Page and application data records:
________

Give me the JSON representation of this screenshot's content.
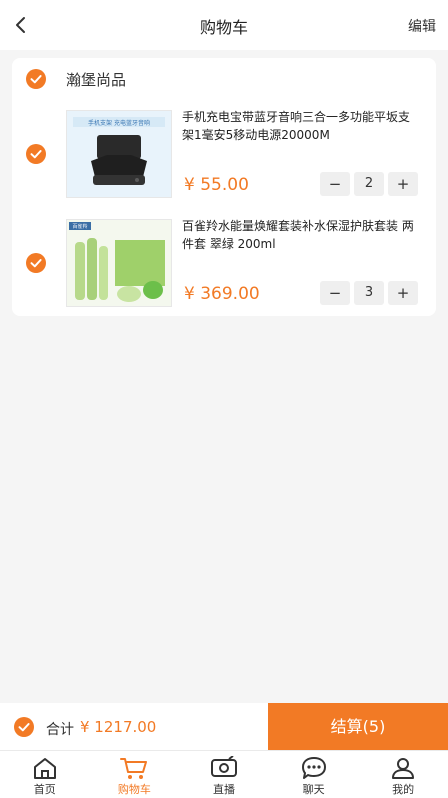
{
  "header": {
    "title": "购物车",
    "edit_label": "编辑",
    "back_icon": "chevron-left-icon"
  },
  "shop": {
    "name": "瀚堡尚品"
  },
  "items": [
    {
      "name": "手机充电宝带蓝牙音响三合一多功能平坂支架1毫安5移动电源20000M",
      "price": "¥ 55.00",
      "quantity": "2",
      "minus": "−",
      "plus": "+",
      "thumb_caption": "手机支架 充电蓝牙音响"
    },
    {
      "name": "百雀羚水能量焕耀套装补水保湿护肤套装 两件套 翠绿 200ml",
      "price": "¥ 369.00",
      "quantity": "3",
      "minus": "−",
      "plus": "+",
      "thumb_caption": "百雀羚"
    }
  ],
  "checkout": {
    "total_label": "合计",
    "total_amount": "¥  1217.00",
    "button_label": "结算(5)"
  },
  "tabbar": [
    {
      "label": "首页",
      "icon": "home-icon"
    },
    {
      "label": "购物车",
      "icon": "cart-icon",
      "active": true
    },
    {
      "label": "直播",
      "icon": "live-icon"
    },
    {
      "label": "聊天",
      "icon": "chat-icon"
    },
    {
      "label": "我的",
      "icon": "profile-icon"
    }
  ],
  "colors": {
    "accent": "#f27a25",
    "background": "#f5f5f5"
  }
}
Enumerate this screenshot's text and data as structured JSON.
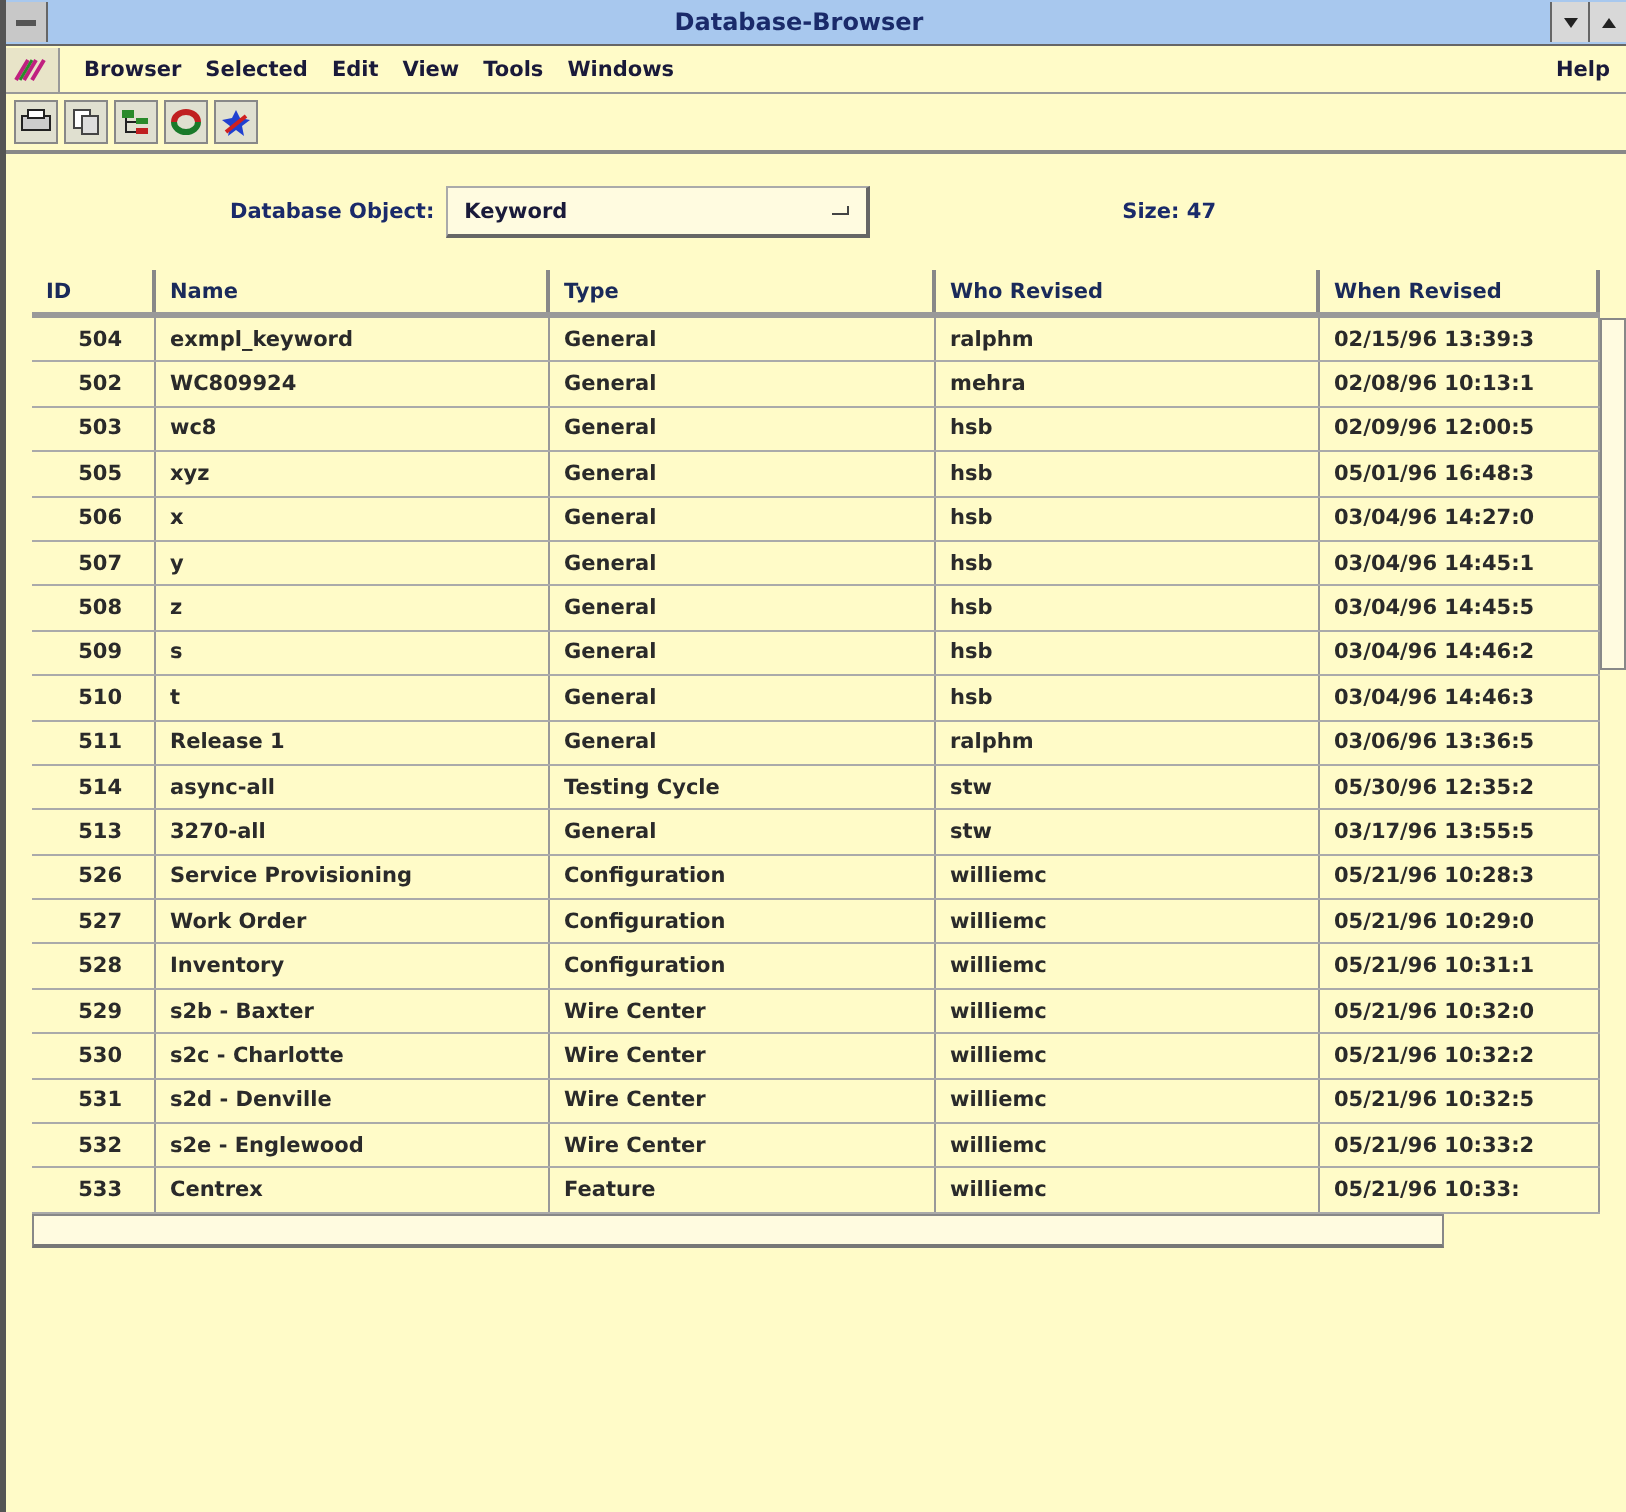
{
  "window": {
    "title": "Database-Browser"
  },
  "menu": [
    "Browser",
    "Selected",
    "Edit",
    "View",
    "Tools",
    "Windows"
  ],
  "help": "Help",
  "form": {
    "object_label": "Database Object:",
    "object_value": "Keyword",
    "size": "Size: 47"
  },
  "table": {
    "columns": [
      "ID",
      "Name",
      "Type",
      "Who Revised",
      "When Revised"
    ],
    "rows": [
      [
        "504",
        "exmpl_keyword",
        "General",
        "ralphm",
        "02/15/96 13:39:3"
      ],
      [
        "502",
        "WC809924",
        "General",
        "mehra",
        "02/08/96 10:13:1"
      ],
      [
        "503",
        "wc8",
        "General",
        "hsb",
        "02/09/96 12:00:5"
      ],
      [
        "505",
        "xyz",
        "General",
        "hsb",
        "05/01/96 16:48:3"
      ],
      [
        "506",
        "x",
        "General",
        "hsb",
        "03/04/96 14:27:0"
      ],
      [
        "507",
        "y",
        "General",
        "hsb",
        "03/04/96 14:45:1"
      ],
      [
        "508",
        "z",
        "General",
        "hsb",
        "03/04/96 14:45:5"
      ],
      [
        "509",
        "s",
        "General",
        "hsb",
        "03/04/96 14:46:2"
      ],
      [
        "510",
        "t",
        "General",
        "hsb",
        "03/04/96 14:46:3"
      ],
      [
        "511",
        "Release 1",
        "General",
        "ralphm",
        "03/06/96 13:36:5"
      ],
      [
        "514",
        "async-all",
        "Testing Cycle",
        "stw",
        "05/30/96 12:35:2"
      ],
      [
        "513",
        "3270-all",
        "General",
        "stw",
        "03/17/96 13:55:5"
      ],
      [
        "526",
        "Service Provisioning",
        "Configuration",
        "williemc",
        "05/21/96 10:28:3"
      ],
      [
        "527",
        "Work Order",
        "Configuration",
        "williemc",
        "05/21/96 10:29:0"
      ],
      [
        "528",
        "Inventory",
        "Configuration",
        "williemc",
        "05/21/96 10:31:1"
      ],
      [
        "529",
        "s2b - Baxter",
        "Wire Center",
        "williemc",
        "05/21/96 10:32:0"
      ],
      [
        "530",
        "s2c  - Charlotte",
        "Wire Center",
        "williemc",
        "05/21/96 10:32:2"
      ],
      [
        "531",
        "s2d - Denville",
        "Wire Center",
        "williemc",
        "05/21/96 10:32:5"
      ],
      [
        "532",
        "s2e - Englewood",
        "Wire Center",
        "williemc",
        "05/21/96 10:33:2"
      ],
      [
        "533",
        "Centrex",
        "Feature",
        "williemc",
        "05/21/96 10:33:"
      ]
    ]
  }
}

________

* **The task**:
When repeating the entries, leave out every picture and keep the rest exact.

* **Problem solution**:
Give me the JSON representation of this screenshot's content.
{
  "header": {
    "title": "购物车",
    "edit_label": "编辑",
    "back_icon": "chevron-left-icon"
  },
  "shop": {
    "name": "瀚堡尚品"
  },
  "items": [
    {
      "name": "手机充电宝带蓝牙音响三合一多功能平坂支架1毫安5移动电源20000M",
      "price": "¥ 55.00",
      "quantity": "2",
      "minus": "−",
      "plus": "+",
      "thumb_caption": "手机支架 充电蓝牙音响"
    },
    {
      "name": "百雀羚水能量焕耀套装补水保湿护肤套装 两件套 翠绿 200ml",
      "price": "¥ 369.00",
      "quantity": "3",
      "minus": "−",
      "plus": "+",
      "thumb_caption": "百雀羚"
    }
  ],
  "checkout": {
    "total_label": "合计",
    "total_amount": "¥  1217.00",
    "button_label": "结算(5)"
  },
  "tabbar": [
    {
      "label": "首页",
      "icon": "home-icon"
    },
    {
      "label": "购物车",
      "icon": "cart-icon",
      "active": true
    },
    {
      "label": "直播",
      "icon": "live-icon"
    },
    {
      "label": "聊天",
      "icon": "chat-icon"
    },
    {
      "label": "我的",
      "icon": "profile-icon"
    }
  ],
  "colors": {
    "accent": "#f27a25",
    "background": "#f5f5f5"
  }
}
Enumerate this screenshot's text and data as structured JSON.
{
  "window": {
    "title": "Database-Browser"
  },
  "menu": [
    "Browser",
    "Selected",
    "Edit",
    "View",
    "Tools",
    "Windows"
  ],
  "help": "Help",
  "form": {
    "object_label": "Database Object:",
    "object_value": "Keyword",
    "size": "Size: 47"
  },
  "table": {
    "columns": [
      "ID",
      "Name",
      "Type",
      "Who Revised",
      "When Revised"
    ],
    "rows": [
      [
        "504",
        "exmpl_keyword",
        "General",
        "ralphm",
        "02/15/96 13:39:3"
      ],
      [
        "502",
        "WC809924",
        "General",
        "mehra",
        "02/08/96 10:13:1"
      ],
      [
        "503",
        "wc8",
        "General",
        "hsb",
        "02/09/96 12:00:5"
      ],
      [
        "505",
        "xyz",
        "General",
        "hsb",
        "05/01/96 16:48:3"
      ],
      [
        "506",
        "x",
        "General",
        "hsb",
        "03/04/96 14:27:0"
      ],
      [
        "507",
        "y",
        "General",
        "hsb",
        "03/04/96 14:45:1"
      ],
      [
        "508",
        "z",
        "General",
        "hsb",
        "03/04/96 14:45:5"
      ],
      [
        "509",
        "s",
        "General",
        "hsb",
        "03/04/96 14:46:2"
      ],
      [
        "510",
        "t",
        "General",
        "hsb",
        "03/04/96 14:46:3"
      ],
      [
        "511",
        "Release 1",
        "General",
        "ralphm",
        "03/06/96 13:36:5"
      ],
      [
        "514",
        "async-all",
        "Testing Cycle",
        "stw",
        "05/30/96 12:35:2"
      ],
      [
        "513",
        "3270-all",
        "General",
        "stw",
        "03/17/96 13:55:5"
      ],
      [
        "526",
        "Service Provisioning",
        "Configuration",
        "williemc",
        "05/21/96 10:28:3"
      ],
      [
        "527",
        "Work Order",
        "Configuration",
        "williemc",
        "05/21/96 10:29:0"
      ],
      [
        "528",
        "Inventory",
        "Configuration",
        "williemc",
        "05/21/96 10:31:1"
      ],
      [
        "529",
        "s2b - Baxter",
        "Wire Center",
        "williemc",
        "05/21/96 10:32:0"
      ],
      [
        "530",
        "s2c  - Charlotte",
        "Wire Center",
        "williemc",
        "05/21/96 10:32:2"
      ],
      [
        "531",
        "s2d - Denville",
        "Wire Center",
        "williemc",
        "05/21/96 10:32:5"
      ],
      [
        "532",
        "s2e - Englewood",
        "Wire Center",
        "williemc",
        "05/21/96 10:33:2"
      ],
      [
        "533",
        "Centrex",
        "Feature",
        "williemc",
        "05/21/96 10:33:"
      ]
    ]
  }
}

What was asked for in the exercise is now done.